WHAT YOU WILL DO: Look through the listing below and work out how many of its lines hold the word "大学里的淫乱事". Give only the number.
=-=-=-=-=
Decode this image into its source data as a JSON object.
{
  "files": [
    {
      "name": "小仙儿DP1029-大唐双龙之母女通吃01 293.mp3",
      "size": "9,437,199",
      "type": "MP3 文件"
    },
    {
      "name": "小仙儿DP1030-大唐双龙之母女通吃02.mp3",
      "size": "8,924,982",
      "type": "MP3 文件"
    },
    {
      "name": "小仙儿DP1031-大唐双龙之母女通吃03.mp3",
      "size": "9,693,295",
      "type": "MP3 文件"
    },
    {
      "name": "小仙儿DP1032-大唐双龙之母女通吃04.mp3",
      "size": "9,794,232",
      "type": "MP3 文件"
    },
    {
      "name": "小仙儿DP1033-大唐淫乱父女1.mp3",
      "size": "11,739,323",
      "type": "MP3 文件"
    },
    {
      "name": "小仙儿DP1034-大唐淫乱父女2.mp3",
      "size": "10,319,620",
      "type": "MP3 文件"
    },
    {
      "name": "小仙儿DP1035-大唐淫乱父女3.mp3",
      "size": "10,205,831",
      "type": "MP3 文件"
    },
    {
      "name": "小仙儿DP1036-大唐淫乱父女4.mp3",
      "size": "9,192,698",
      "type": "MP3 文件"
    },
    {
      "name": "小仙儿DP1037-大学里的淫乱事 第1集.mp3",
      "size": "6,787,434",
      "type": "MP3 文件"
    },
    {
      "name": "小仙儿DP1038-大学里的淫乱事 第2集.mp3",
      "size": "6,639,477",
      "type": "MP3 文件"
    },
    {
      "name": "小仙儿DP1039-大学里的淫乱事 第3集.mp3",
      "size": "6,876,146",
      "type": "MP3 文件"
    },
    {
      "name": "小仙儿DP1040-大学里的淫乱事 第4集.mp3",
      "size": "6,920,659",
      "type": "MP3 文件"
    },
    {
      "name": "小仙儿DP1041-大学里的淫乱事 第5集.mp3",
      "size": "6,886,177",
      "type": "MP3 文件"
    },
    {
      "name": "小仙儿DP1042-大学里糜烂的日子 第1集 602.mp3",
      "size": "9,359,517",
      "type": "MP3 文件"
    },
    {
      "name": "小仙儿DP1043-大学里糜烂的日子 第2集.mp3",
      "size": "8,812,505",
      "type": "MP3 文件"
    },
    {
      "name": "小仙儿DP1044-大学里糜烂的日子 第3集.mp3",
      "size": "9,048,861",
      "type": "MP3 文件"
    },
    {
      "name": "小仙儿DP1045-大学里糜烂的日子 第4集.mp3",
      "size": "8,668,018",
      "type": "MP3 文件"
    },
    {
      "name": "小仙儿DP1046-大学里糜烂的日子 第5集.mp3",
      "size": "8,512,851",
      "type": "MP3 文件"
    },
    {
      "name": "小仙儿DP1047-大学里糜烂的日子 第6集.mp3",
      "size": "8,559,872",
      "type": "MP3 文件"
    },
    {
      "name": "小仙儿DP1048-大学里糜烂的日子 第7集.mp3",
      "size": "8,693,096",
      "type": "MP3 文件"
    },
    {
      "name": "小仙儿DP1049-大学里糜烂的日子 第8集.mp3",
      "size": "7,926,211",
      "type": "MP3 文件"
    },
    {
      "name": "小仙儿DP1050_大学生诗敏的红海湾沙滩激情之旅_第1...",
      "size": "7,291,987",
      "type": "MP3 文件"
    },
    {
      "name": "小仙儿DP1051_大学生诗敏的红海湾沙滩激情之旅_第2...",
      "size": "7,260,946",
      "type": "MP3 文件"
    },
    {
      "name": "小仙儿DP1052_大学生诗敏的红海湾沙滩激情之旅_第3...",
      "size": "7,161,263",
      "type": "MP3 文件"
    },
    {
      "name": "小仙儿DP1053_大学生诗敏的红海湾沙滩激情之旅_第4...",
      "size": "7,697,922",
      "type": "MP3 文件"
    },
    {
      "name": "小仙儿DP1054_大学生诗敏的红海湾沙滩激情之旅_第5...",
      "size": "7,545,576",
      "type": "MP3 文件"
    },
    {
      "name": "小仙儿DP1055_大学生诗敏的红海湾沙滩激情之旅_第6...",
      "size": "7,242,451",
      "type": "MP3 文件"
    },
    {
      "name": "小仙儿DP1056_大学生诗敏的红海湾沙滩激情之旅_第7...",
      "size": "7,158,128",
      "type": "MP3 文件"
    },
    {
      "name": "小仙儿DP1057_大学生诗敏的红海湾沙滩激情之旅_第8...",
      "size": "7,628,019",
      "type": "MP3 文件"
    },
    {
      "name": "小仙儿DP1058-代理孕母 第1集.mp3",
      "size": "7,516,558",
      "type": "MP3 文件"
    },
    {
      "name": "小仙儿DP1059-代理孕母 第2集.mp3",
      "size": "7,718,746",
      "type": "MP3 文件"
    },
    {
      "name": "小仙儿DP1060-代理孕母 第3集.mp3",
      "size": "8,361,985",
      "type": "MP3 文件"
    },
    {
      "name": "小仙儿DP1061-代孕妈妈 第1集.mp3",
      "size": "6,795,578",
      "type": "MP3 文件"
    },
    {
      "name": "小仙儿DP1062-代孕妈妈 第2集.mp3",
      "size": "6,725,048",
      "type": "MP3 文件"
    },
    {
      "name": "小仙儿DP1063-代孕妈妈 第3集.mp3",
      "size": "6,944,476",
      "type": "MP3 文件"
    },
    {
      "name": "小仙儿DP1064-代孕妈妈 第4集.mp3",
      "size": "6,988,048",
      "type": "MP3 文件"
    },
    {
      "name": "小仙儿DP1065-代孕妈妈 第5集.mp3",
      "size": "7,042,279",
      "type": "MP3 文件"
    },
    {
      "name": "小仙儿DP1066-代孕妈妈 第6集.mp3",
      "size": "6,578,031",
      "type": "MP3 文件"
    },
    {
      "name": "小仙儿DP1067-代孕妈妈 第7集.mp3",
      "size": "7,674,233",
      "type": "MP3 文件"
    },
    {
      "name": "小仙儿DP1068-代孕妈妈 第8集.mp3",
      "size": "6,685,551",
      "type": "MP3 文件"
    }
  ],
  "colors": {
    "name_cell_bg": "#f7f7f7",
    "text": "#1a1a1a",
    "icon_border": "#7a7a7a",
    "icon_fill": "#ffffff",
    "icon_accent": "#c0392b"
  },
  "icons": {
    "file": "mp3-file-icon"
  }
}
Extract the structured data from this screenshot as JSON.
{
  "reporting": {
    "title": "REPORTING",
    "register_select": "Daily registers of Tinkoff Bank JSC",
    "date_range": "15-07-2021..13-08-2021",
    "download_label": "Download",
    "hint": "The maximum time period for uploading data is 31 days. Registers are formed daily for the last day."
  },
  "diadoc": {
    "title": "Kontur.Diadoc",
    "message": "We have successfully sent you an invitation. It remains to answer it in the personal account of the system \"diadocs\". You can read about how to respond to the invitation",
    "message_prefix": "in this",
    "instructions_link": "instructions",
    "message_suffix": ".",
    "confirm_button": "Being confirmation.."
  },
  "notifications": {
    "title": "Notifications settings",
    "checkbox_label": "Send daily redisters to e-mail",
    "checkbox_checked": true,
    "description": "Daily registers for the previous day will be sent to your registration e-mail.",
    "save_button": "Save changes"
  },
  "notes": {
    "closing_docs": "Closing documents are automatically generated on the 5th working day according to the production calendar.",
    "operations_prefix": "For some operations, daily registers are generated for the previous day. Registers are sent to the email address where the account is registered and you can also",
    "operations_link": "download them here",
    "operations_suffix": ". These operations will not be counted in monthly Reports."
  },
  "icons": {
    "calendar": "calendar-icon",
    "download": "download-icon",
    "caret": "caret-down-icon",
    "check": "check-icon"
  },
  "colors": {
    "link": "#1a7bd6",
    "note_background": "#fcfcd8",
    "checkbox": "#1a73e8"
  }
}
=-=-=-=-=
EXERCISE ANSWER: 5